» **Brief**:
Copy out every line of the data that follows, exactly.

App and web page records:

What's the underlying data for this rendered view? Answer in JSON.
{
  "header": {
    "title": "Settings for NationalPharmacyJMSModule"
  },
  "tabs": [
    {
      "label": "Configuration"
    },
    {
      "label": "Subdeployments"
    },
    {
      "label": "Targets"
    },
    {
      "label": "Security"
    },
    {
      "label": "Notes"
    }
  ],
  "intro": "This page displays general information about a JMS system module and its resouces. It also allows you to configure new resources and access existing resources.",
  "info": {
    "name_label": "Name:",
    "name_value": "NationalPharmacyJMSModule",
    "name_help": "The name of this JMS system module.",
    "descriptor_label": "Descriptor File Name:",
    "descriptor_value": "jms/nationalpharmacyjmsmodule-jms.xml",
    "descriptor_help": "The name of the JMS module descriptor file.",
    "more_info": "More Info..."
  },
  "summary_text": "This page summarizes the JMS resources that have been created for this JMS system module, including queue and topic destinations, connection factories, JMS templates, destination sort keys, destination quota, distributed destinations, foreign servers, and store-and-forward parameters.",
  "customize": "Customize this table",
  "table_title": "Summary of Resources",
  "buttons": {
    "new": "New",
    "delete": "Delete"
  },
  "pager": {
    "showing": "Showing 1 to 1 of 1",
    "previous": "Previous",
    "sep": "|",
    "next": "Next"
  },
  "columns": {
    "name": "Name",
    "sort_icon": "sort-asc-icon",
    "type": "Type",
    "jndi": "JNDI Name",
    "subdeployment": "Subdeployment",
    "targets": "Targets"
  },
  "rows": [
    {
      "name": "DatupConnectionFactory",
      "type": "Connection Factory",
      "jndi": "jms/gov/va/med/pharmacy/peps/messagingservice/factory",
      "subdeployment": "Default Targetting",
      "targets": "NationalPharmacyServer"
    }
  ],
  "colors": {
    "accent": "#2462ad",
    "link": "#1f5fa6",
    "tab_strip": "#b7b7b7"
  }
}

» **Your solution**:
What's the underlying data for this rendered view? Answer in JSON.
{
  "header": {
    "title": "Settings for NationalPharmacyJMSModule"
  },
  "tabs": [
    {
      "label": "Configuration"
    },
    {
      "label": "Subdeployments"
    },
    {
      "label": "Targets"
    },
    {
      "label": "Security"
    },
    {
      "label": "Notes"
    }
  ],
  "intro": "This page displays general information about a JMS system module and its resouces. It also allows you to configure new resources and access existing resources.",
  "info": {
    "name_label": "Name:",
    "name_value": "NationalPharmacyJMSModule",
    "name_help": "The name of this JMS system module.",
    "descriptor_label": "Descriptor File Name:",
    "descriptor_value": "jms/nationalpharmacyjmsmodule-jms.xml",
    "descriptor_help": "The name of the JMS module descriptor file.",
    "more_info": "More Info..."
  },
  "summary_text": "This page summarizes the JMS resources that have been created for this JMS system module, including queue and topic destinations, connection factories, JMS templates, destination sort keys, destination quota, distributed destinations, foreign servers, and store-and-forward parameters.",
  "customize": "Customize this table",
  "table_title": "Summary of Resources",
  "buttons": {
    "new": "New",
    "delete": "Delete"
  },
  "pager": {
    "showing": "Showing 1 to 1 of 1",
    "previous": "Previous",
    "sep": "|",
    "next": "Next"
  },
  "columns": {
    "name": "Name",
    "sort_icon": "sort-asc-icon",
    "type": "Type",
    "jndi": "JNDI Name",
    "subdeployment": "Subdeployment",
    "targets": "Targets"
  },
  "rows": [
    {
      "name": "DatupConnectionFactory",
      "type": "Connection Factory",
      "jndi": "jms/gov/va/med/pharmacy/peps/messagingservice/factory",
      "subdeployment": "Default Targetting",
      "targets": "NationalPharmacyServer"
    }
  ],
  "colors": {
    "accent": "#2462ad",
    "link": "#1f5fa6",
    "tab_strip": "#b7b7b7"
  }
}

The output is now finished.